- Only 4% of AI professionals trained in Emerging technologies; low H Index (citation) and Data sets.
Government efforts regarding artificial intelligence in India:
- National Programme on Artificial Intelligence: It was announced in the Interim Budget 2019. The programme would be catalysed by the establishment of the National Centre on Artificial Intelligence as a hub along with 6 centres of excellence.
- International Centre for Transformative Artificial Intelligence: NITI Aayog and Tata Institute of Fundamental Research (TIFR) initiated collaboration to set up International Centre for Transformative Artificial Intelligence (ICTAI) to conduct advanced research to incubate AI-led solutions in three important areas– healthcare, agriculture and smart mobility.
- National Mission on Interdisciplinary Cyber-Physical Systems (NM-ICPS): It is a programme led by the Union Ministry of Science & Technology to enhance capabilities of cyber-physical systems. Budget 2019 allotted Rs. 5 crore for the mission.
- AIRAWAT (AI Research, Analytics and Knowledge Assimilation platform): In an attempt to achieve the goal of becoming a $5 Tn economy, the Indian government’s think-tank NITI Aayog recently released an approach paper to set up India’s first AI-specific cloud computing infrastructure called ‘AIRAWAT’ (AI Research, Analytics and Knowledge Assimilation platform).
- The platform aims to guide the research and development of new and emerging technologies.
Artificial intelligence has a lot of potential for India. Nearly 200 Artificial Intelligence start-ups in India are today innovating and creating AI-based solutions for various industries. It can complement Digital India Mission by helping in the big data analysis which is not possible without using AI.
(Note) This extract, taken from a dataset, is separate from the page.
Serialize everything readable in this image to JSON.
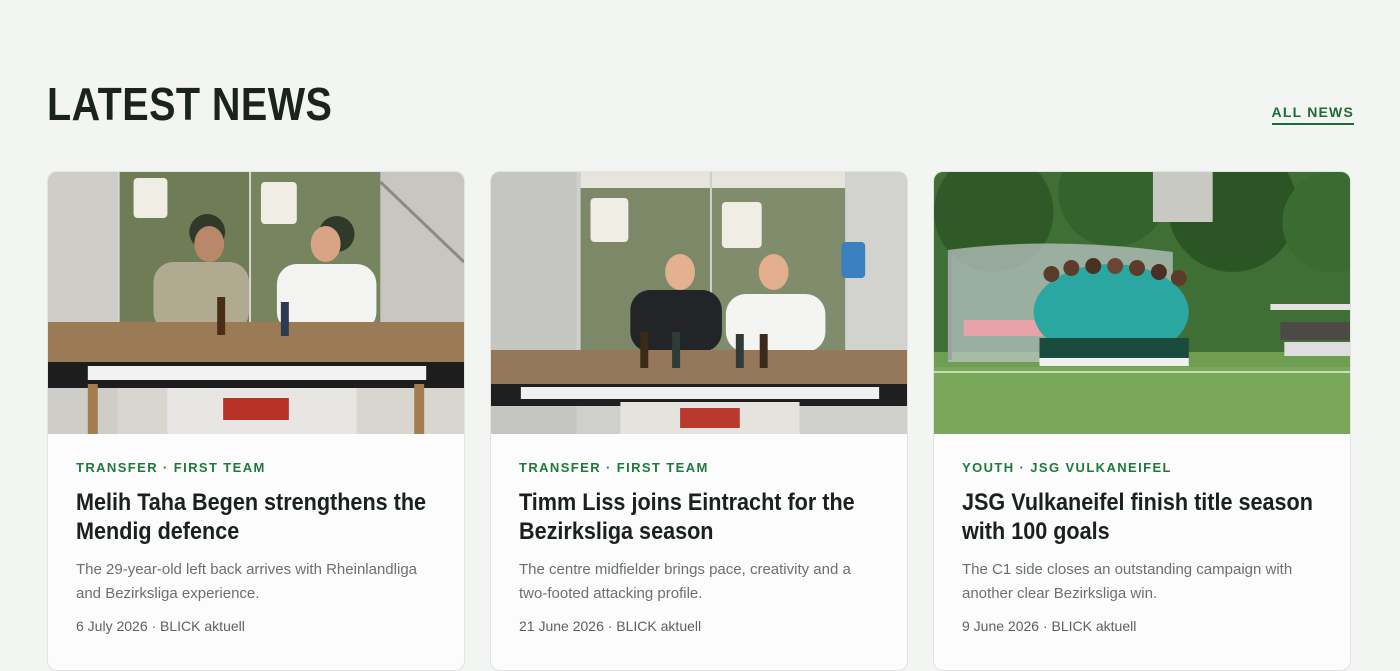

A “whole of society” approach to AI governance will enable us to develop broad-based ethical principles, cultures and codes of conduct, to ensure the needed harm-mitigating measures, reviews and audits during design, development and deployment phases, and to inculcate the transparency, accountability, inclusion and societal trust for AI to flourish and bring about the extraordinary breakthroughs it promises.
Source: The Hindu